The biggest challenge will be globalisation combined with rising population figures as well as political and overall economic trends. Climate change is another issue, too. Other important issues are infrastructure, mobility, logistics and security. We also have to consider the developments in robotics and digitalisation, and the changes in work environment and production techniques. Real estate investors need to be aware of all these aspects and stay flexible with their investments. The markets will continue to offer suitable properties for any kind of investor. Local and European property markets will face increasing competition worldwide.

Describe how a project during your career changed your perception of the market.

My work with Audi for the global Audi City and my time in Slovakia shaped my personal view on local markets. I realised that greater investment returns are typically not generated in the conventional, traditional real estate markets. To be successful, future investors should invest boldly in diversified assets.

From which part of the market will the next disruption come?

A crisis won’t be caused from within the market – this needs a trigger from outside. In the long term, the overall real estate market will experience falling investments and prices caused by a combination of mistakes in finance policy and political interference. This will cause economic stagnation again as happened in the real estate crisis in the US in 2008. Every business has its ups and downs as well as cycles.

What is the most valuable lesson you have learned during your career?

Be open-minded about new situations, working in new countries, challenges, ideas and visions. Also, be empathic and work successfully in a team.

Tell us something surprising about yourself.
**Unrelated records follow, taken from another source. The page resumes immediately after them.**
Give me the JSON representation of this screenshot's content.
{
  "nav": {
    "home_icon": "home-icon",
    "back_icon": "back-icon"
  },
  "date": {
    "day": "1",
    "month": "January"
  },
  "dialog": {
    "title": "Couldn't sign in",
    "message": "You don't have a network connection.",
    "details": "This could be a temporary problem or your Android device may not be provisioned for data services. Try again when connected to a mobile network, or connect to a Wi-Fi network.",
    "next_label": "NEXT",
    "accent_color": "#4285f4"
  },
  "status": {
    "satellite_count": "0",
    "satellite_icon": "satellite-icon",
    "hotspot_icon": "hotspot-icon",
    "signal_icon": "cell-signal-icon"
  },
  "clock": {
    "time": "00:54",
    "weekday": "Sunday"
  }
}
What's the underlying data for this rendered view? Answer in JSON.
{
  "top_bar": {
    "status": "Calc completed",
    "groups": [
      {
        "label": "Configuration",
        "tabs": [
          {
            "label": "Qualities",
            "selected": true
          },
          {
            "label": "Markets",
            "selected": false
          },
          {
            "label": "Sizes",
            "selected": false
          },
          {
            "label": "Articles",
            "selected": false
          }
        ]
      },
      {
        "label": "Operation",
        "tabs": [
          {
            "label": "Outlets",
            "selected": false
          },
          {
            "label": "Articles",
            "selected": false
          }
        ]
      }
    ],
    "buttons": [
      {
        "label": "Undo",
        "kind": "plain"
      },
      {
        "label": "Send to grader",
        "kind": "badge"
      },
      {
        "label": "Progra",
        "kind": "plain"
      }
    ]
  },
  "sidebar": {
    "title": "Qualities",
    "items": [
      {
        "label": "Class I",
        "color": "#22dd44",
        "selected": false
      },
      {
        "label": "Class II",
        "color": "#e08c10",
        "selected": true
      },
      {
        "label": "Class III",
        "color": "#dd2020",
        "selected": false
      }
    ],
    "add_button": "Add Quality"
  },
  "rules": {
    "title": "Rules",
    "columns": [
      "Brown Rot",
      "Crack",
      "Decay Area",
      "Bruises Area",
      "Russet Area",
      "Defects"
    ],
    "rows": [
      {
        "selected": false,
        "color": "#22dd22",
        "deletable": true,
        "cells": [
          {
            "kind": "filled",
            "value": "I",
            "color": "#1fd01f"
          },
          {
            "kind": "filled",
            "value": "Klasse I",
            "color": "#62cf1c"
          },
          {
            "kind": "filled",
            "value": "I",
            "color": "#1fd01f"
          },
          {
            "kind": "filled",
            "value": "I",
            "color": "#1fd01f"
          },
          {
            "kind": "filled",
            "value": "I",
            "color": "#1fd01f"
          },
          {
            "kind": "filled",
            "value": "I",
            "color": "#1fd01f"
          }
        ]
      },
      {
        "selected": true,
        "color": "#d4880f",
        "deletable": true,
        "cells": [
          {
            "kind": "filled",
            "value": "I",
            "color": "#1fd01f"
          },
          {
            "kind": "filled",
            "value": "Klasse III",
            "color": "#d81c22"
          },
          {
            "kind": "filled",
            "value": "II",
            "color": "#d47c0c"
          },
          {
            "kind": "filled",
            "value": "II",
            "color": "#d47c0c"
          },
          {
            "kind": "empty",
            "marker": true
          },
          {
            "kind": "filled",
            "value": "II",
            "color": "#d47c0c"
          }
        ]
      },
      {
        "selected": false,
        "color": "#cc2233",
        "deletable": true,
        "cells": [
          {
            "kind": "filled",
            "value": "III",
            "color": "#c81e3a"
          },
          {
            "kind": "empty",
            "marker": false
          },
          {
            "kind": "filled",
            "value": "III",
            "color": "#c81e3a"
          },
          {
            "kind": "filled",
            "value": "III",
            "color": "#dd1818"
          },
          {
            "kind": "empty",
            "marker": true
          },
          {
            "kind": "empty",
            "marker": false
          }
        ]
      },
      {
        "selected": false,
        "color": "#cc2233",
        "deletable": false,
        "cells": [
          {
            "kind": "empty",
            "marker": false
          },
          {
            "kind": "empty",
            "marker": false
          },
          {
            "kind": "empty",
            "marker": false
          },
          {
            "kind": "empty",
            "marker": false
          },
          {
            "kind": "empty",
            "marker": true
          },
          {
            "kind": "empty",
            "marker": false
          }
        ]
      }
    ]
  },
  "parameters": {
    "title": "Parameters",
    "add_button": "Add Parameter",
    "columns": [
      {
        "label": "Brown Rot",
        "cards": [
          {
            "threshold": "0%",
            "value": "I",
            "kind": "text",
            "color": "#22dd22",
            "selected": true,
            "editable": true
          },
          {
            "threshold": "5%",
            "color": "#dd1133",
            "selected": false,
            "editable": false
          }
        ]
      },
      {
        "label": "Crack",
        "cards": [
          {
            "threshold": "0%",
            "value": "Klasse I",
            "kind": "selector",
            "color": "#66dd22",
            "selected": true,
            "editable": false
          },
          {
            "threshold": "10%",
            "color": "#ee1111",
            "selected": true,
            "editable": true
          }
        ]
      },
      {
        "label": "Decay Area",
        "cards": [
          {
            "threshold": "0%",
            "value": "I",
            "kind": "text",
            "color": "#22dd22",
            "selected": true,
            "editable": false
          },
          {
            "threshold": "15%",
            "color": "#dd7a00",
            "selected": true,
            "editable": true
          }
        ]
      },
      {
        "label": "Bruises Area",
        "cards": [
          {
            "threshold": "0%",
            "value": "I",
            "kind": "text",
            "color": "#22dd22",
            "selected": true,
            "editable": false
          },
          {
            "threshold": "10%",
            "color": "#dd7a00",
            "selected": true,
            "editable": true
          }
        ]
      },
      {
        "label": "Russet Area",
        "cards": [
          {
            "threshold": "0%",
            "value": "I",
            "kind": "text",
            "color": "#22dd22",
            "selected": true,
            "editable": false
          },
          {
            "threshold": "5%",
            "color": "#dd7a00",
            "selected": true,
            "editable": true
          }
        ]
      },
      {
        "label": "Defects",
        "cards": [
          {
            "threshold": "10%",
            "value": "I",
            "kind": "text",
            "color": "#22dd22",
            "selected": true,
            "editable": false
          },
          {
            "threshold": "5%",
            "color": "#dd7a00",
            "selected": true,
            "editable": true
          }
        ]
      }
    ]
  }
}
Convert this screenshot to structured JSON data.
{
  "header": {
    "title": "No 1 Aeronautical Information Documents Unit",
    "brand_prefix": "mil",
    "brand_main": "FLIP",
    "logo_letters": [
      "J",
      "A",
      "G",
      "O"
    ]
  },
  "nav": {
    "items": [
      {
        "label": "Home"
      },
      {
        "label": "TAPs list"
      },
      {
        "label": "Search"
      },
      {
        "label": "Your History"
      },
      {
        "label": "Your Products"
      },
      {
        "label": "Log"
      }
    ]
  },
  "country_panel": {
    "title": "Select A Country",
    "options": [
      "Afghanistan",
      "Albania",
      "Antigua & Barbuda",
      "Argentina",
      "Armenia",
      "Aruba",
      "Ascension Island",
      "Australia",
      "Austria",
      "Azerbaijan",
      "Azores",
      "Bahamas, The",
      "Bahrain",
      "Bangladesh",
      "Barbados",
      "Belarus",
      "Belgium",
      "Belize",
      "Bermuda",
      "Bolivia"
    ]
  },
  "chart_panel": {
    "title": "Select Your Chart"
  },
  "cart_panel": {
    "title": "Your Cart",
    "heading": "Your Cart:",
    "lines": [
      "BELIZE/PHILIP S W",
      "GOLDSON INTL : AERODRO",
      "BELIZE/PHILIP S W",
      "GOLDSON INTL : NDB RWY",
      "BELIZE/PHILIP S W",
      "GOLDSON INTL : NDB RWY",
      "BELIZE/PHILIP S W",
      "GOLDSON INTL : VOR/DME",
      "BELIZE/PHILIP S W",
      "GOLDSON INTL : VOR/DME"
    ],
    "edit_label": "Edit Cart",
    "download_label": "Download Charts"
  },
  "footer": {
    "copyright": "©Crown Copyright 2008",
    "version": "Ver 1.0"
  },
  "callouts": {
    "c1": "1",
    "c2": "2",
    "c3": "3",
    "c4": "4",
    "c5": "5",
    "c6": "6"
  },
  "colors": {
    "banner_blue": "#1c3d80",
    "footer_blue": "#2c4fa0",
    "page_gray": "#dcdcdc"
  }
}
I spend a lot of time fly-fishing. This year I spent my vacation fishing for salmon in Canada, in my view the best destination for fly-fishers. I prefer this kind of active fishing because you have to search for the fish and you spend a lot of time surrounded by nature.

I was also an amateur footballer for 25 years, playing for my hometown club Kallmünz as a central midfielder. I miss playing in the team, the competitiveness of games, the atmosphere with the fans, and the feeling when you play important finals or derby matches. I still manage to get a game with my team when visit home some weekends.